■ What to work on ■
The lines to return are those below that contain the word "JSON".

### Records supplied

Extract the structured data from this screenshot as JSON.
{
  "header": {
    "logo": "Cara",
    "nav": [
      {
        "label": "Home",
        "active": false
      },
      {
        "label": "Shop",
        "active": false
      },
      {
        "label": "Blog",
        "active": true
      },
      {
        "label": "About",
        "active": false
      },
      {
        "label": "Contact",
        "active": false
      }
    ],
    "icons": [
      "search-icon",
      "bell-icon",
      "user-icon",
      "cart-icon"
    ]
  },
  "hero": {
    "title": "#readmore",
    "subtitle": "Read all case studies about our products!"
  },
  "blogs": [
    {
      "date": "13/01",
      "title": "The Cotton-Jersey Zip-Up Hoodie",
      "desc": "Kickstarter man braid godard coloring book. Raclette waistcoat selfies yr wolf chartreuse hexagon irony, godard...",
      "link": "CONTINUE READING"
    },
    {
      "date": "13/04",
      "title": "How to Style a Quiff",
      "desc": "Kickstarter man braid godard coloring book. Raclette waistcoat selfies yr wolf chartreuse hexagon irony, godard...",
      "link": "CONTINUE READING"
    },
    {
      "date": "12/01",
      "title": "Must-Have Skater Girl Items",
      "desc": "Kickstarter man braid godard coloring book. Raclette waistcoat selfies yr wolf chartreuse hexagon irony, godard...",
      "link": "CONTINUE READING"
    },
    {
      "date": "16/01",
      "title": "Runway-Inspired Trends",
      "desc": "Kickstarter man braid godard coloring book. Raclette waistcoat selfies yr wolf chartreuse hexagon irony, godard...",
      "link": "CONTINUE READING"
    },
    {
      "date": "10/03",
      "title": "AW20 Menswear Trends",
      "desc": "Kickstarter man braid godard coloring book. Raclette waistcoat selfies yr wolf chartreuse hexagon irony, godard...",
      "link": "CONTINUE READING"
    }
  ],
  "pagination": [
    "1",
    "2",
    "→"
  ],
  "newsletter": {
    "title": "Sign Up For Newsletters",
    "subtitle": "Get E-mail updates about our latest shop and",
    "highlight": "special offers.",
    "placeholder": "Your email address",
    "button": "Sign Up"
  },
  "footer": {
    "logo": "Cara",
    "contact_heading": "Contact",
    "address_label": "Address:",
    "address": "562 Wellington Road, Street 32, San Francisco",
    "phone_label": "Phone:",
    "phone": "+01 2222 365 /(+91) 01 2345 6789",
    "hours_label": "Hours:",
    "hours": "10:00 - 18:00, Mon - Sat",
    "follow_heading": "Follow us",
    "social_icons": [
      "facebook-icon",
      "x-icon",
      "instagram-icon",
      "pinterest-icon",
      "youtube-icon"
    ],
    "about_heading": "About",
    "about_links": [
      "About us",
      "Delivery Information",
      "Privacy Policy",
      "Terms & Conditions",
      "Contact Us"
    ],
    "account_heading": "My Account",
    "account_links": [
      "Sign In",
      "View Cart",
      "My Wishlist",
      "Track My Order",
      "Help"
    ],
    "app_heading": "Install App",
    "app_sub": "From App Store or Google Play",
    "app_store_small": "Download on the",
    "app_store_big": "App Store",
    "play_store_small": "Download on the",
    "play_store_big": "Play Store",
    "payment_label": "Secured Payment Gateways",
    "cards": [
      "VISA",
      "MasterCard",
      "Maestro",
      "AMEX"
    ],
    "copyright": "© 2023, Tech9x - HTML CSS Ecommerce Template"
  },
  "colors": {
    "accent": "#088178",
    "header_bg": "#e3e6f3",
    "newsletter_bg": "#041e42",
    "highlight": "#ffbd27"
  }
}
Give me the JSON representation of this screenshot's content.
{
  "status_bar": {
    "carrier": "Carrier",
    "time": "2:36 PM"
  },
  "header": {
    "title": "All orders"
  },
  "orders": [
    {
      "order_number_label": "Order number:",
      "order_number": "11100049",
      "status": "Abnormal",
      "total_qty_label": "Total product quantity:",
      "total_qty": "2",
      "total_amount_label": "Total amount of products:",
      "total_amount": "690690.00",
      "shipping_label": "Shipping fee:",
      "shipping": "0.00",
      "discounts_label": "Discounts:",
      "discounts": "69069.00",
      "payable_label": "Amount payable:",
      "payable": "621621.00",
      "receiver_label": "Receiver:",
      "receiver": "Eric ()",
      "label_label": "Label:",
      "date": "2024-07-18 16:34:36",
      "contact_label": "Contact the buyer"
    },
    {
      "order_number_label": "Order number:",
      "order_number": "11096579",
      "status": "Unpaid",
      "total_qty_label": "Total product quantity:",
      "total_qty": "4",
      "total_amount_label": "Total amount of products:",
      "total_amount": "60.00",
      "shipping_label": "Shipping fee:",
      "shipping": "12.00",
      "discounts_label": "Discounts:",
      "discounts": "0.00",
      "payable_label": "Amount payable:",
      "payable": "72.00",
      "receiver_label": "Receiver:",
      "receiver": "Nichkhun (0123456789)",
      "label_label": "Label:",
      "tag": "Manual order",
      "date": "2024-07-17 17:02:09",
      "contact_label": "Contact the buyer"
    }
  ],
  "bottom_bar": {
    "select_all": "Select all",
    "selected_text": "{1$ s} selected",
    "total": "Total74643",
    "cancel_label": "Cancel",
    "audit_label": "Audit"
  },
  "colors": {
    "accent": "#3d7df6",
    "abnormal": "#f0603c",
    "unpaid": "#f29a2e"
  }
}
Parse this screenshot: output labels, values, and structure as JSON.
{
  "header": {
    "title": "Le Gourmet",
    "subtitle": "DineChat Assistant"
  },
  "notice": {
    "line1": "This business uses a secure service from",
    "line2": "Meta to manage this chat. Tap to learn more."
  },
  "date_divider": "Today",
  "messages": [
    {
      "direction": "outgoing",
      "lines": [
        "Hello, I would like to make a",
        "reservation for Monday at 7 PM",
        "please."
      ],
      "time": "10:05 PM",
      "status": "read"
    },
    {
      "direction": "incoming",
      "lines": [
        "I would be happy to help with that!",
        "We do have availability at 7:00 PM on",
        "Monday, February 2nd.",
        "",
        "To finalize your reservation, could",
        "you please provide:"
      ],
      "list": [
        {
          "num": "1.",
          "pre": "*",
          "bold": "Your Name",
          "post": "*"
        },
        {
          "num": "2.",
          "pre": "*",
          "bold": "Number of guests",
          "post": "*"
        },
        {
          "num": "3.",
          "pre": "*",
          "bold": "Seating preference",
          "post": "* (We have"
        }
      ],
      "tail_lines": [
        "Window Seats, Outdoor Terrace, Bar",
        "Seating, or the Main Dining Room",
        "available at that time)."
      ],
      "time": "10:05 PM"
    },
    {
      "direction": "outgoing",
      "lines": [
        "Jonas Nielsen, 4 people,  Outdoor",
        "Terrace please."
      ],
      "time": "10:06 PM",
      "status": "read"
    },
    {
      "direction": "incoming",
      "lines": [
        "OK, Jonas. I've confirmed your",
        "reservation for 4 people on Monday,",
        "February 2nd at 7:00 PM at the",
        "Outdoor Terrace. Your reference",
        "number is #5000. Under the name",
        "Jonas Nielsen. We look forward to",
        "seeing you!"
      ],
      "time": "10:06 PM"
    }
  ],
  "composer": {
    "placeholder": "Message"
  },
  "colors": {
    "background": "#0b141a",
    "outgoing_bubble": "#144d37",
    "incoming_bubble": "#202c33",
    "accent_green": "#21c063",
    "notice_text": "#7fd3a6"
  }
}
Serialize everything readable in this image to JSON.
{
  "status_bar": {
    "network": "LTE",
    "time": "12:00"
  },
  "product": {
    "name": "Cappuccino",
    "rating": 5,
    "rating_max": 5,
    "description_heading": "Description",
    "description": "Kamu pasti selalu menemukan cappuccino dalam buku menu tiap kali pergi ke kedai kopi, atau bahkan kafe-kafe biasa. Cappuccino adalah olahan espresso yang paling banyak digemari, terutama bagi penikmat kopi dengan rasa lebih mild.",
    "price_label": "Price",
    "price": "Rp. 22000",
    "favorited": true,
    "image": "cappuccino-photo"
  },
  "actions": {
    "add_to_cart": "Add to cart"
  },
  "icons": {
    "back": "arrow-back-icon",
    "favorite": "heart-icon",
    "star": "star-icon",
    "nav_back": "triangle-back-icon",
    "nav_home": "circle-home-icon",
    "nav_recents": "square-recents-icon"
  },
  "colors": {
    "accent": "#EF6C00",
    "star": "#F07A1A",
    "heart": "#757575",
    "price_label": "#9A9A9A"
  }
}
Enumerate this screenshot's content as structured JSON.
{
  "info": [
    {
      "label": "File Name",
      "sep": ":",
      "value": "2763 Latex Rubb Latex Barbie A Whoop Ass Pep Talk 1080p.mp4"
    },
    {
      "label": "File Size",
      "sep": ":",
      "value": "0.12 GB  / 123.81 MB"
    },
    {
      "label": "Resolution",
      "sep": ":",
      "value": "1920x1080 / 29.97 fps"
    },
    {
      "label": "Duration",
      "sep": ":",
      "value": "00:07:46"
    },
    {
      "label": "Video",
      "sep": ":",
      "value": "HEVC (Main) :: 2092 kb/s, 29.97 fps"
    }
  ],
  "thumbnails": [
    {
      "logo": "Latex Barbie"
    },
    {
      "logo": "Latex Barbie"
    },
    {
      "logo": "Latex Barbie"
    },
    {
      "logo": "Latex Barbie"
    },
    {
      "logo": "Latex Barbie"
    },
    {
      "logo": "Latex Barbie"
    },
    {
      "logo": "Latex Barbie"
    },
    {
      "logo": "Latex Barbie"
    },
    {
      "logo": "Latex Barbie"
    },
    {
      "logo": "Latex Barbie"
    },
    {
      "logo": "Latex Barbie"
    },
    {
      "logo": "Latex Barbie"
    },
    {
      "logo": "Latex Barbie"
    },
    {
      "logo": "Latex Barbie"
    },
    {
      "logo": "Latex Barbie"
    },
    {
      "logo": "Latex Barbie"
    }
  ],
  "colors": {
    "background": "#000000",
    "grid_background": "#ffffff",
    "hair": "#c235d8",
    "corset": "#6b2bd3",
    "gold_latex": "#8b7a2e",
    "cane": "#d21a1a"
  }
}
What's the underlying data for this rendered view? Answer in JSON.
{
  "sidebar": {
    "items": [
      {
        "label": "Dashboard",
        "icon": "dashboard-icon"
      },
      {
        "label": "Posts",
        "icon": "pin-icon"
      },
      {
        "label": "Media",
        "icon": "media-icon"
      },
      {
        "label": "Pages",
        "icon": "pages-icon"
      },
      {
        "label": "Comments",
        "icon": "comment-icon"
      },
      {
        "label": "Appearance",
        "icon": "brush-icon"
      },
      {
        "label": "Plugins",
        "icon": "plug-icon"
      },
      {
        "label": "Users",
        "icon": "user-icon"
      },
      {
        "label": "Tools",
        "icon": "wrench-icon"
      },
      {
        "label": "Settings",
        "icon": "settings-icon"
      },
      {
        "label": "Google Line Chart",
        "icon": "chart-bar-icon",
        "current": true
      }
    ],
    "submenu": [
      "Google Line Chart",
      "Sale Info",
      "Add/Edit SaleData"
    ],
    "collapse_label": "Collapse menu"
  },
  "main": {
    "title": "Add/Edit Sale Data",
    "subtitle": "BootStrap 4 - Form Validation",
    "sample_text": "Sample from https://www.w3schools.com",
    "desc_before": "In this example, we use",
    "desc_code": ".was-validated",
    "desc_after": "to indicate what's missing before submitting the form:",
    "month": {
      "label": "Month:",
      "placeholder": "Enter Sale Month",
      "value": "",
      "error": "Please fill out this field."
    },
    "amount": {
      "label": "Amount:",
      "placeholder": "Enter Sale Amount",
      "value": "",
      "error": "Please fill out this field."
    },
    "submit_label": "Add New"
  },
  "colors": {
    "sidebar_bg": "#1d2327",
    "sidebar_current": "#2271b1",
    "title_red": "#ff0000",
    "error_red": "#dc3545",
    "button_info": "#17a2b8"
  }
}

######

■ Reply ■
Extract the structured data from this screenshot as JSON.
Give me the JSON representation of this screenshot's content.
Parse this screenshot: output labels, values, and structure as JSON.
Serialize everything readable in this image to JSON.
Enumerate this screenshot's content as structured JSON.
What's the underlying data for this rendered view? Answer in JSON.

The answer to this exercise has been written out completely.